§ **Exercise directions**: Since the copy must match the original, write out each record word for word, skipping only the pictures.

§ **Material provided**:

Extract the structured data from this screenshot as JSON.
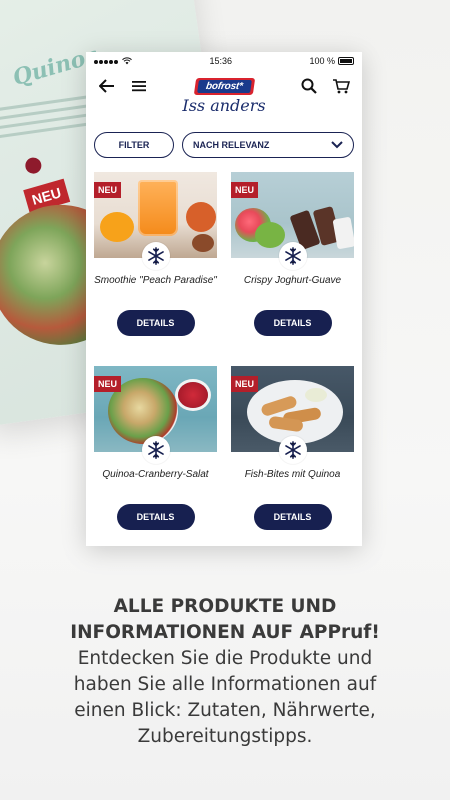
{
  "background": {
    "magazine_title": "Quinoa",
    "badge": "NEU"
  },
  "status_bar": {
    "time": "15:36",
    "battery": "100 %"
  },
  "header": {
    "logo_text": "bofrost*",
    "subtitle": "Iss anders"
  },
  "controls": {
    "filter_label": "FILTER",
    "sort_label": "NACH RELEVANZ"
  },
  "products": [
    {
      "name": "Smoothie \"Peach Paradise\"",
      "badge": "NEU",
      "details_label": "DETAILS"
    },
    {
      "name": "Crispy Joghurt-Guave",
      "badge": "NEU",
      "details_label": "DETAILS"
    },
    {
      "name": "Quinoa-Cranberry-Salat",
      "badge": "NEU",
      "details_label": "DETAILS"
    },
    {
      "name": "Fish-Bites mit Quinoa",
      "badge": "NEU",
      "details_label": "DETAILS"
    }
  ],
  "promo": {
    "title_line1": "ALLE PRODUKTE UND",
    "title_line2": "INFORMATIONEN AUF APPruf!",
    "body_line1": "Entdecken Sie die Produkte und",
    "body_line2": "haben Sie alle Informationen auf",
    "body_line3": "einen Blick: Zutaten, Nährwerte,",
    "body_line4": "Zubereitungstipps."
  },
  "colors": {
    "brand_red": "#d9232e",
    "brand_blue": "#1a3a8c",
    "button_navy": "#172050",
    "badge_red": "#b41f2a"
  }
}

§ **Reply to the task**:
Extract the structured data from this screenshot as JSON.
{
  "background": {
    "magazine_title": "Quinoa",
    "badge": "NEU"
  },
  "status_bar": {
    "time": "15:36",
    "battery": "100 %"
  },
  "header": {
    "logo_text": "bofrost*",
    "subtitle": "Iss anders"
  },
  "controls": {
    "filter_label": "FILTER",
    "sort_label": "NACH RELEVANZ"
  },
  "products": [
    {
      "name": "Smoothie \"Peach Paradise\"",
      "badge": "NEU",
      "details_label": "DETAILS"
    },
    {
      "name": "Crispy Joghurt-Guave",
      "badge": "NEU",
      "details_label": "DETAILS"
    },
    {
      "name": "Quinoa-Cranberry-Salat",
      "badge": "NEU",
      "details_label": "DETAILS"
    },
    {
      "name": "Fish-Bites mit Quinoa",
      "badge": "NEU",
      "details_label": "DETAILS"
    }
  ],
  "promo": {
    "title_line1": "ALLE PRODUKTE UND",
    "title_line2": "INFORMATIONEN AUF APPruf!",
    "body_line1": "Entdecken Sie die Produkte und",
    "body_line2": "haben Sie alle Informationen auf",
    "body_line3": "einen Blick: Zutaten, Nährwerte,",
    "body_line4": "Zubereitungstipps."
  },
  "colors": {
    "brand_red": "#d9232e",
    "brand_blue": "#1a3a8c",
    "button_navy": "#172050",
    "badge_red": "#b41f2a"
  }
}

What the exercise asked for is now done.